year = "2016",
month = "10",
day = "1",
doi = "10.1007/s40265-016-0638-4",
language = "English",
volume = "76",
pages = "1413--1420",
journal = "Drugs",
issn = "0012-6667",
publisher = "Adis International Ltd",
number = "15",

}

TY - JOUR

T1 - Biosimilar Monoclonal Antibodies for Inflammatory Bowel Disease

T2 - Current Comfort and Future Prospects

AU - Gecse, Krisztina B.

AU - Lakatos, P.

PY - 2016/10/1

Y1 - 2016/10/1

N2 - Biosimilars are biologic medicines that enter the market after a patent for an original reference product expires. The European Medicines Agency (EMA) developed a stringent legislation process for biosimilar monoclonal antibodies, whereby similarity to the reference medicinal product in terms of quality characteristics, biological activity, clinical safety and efficacy must be demonstrated. Biosimilar infliximab CT-P13 was the first biosimilar monoclonal antibody to receive EMA marketing authorization, and further biosimilar molecules are being developed. The phase I and III clinical trials were conducted in ankylosing spondylitis and rheumatoid arthritis, and the use of CT-P13 in inflammatory bowel disease (IBD) was extrapolated on the results of these trials. Medical professionals were initially concerned about the reversed engineering process, the novel legal framework and the lack of clinical data in IBD. Emerging real-world data have confirmed the similarities between CT-P13 and the reference product in terms of efficacy, safety and immunogenicity in IBD. The cost reduction represented by biosimilars promotes industry competition and improves treatment access with sustained quality of care. This article reviews the existing and emerging clinical data for CT-P13 and a future perspective on biosimilar use in IBD.

AB - Biosimilars are biologic medicines that enter the market after a patent for an original reference product expires. The European Medicines Agency (EMA) developed a stringent legislation process for biosimilar monoclonal antibodies, whereby similarity to the reference medicinal product in terms of quality characteristics, biological activity, clinical safety and efficacy must be demonstrated. Biosimilar infliximab CT-P13 was the first biosimilar monoclonal antibody to receive EMA marketing authorization, and further biosimilar molecules are being developed. The phase I and III clinical trials were conducted in ankylosing spondylitis and rheumatoid arthritis, and the use of CT-P13 in inflammatory bowel disease (IBD) was extrapolated on the results of these trials. Medical professionals were initially concerned about the reversed engineering process, the novel legal framework and the lack of clinical data in IBD. Emerging real-world data have confirmed the similarities between CT-P13 and the reference product in terms of efficacy, safety and immunogenicity in IBD. The cost reduction represented by biosimilars promotes industry competition and improves treatment access with sustained quality of care. This article reviews the existing and emerging clinical data for CT-P13 and a future perspective on biosimilar use in IBD.

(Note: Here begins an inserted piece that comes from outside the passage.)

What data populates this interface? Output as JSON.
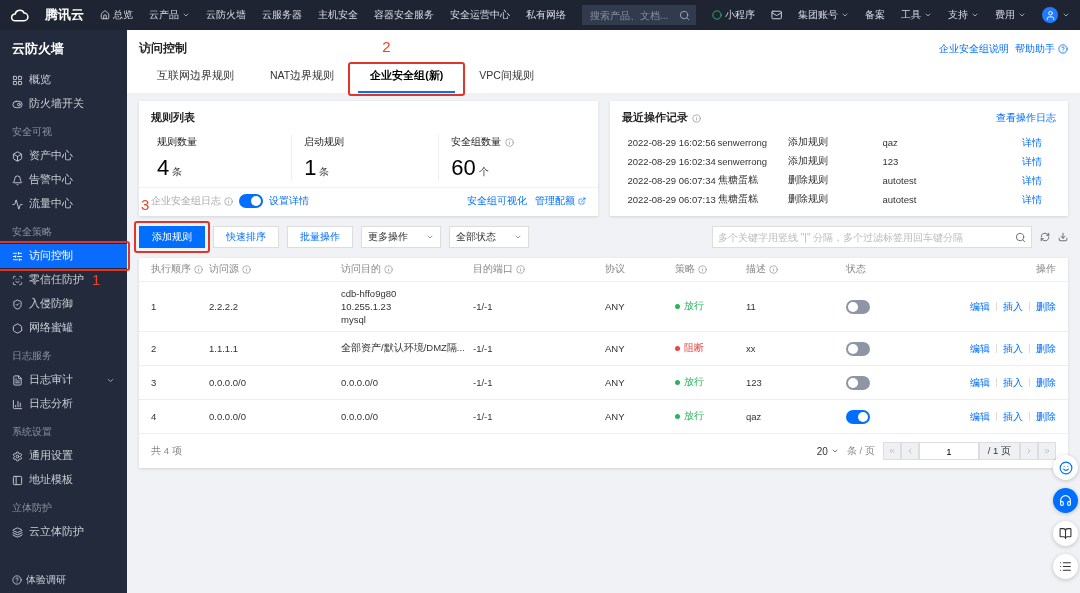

UR - http://www.scopus.com/inward/record.url?scp=84987660547&partnerID=8YFLogxK

UR - http://www.scopus.com/inward/citedby.url?scp=84987660547&partnerID=8YFLogxK

U2 - 10.1007/s40265-016-0638-4

DO - 10.1007/s40265-016-0638-4

M3 - Article

VL - 76

SP - 1413

EP - 1420

JO - Drugs

JF - Drugs

SN - 0012-6667

IS - 15

ER -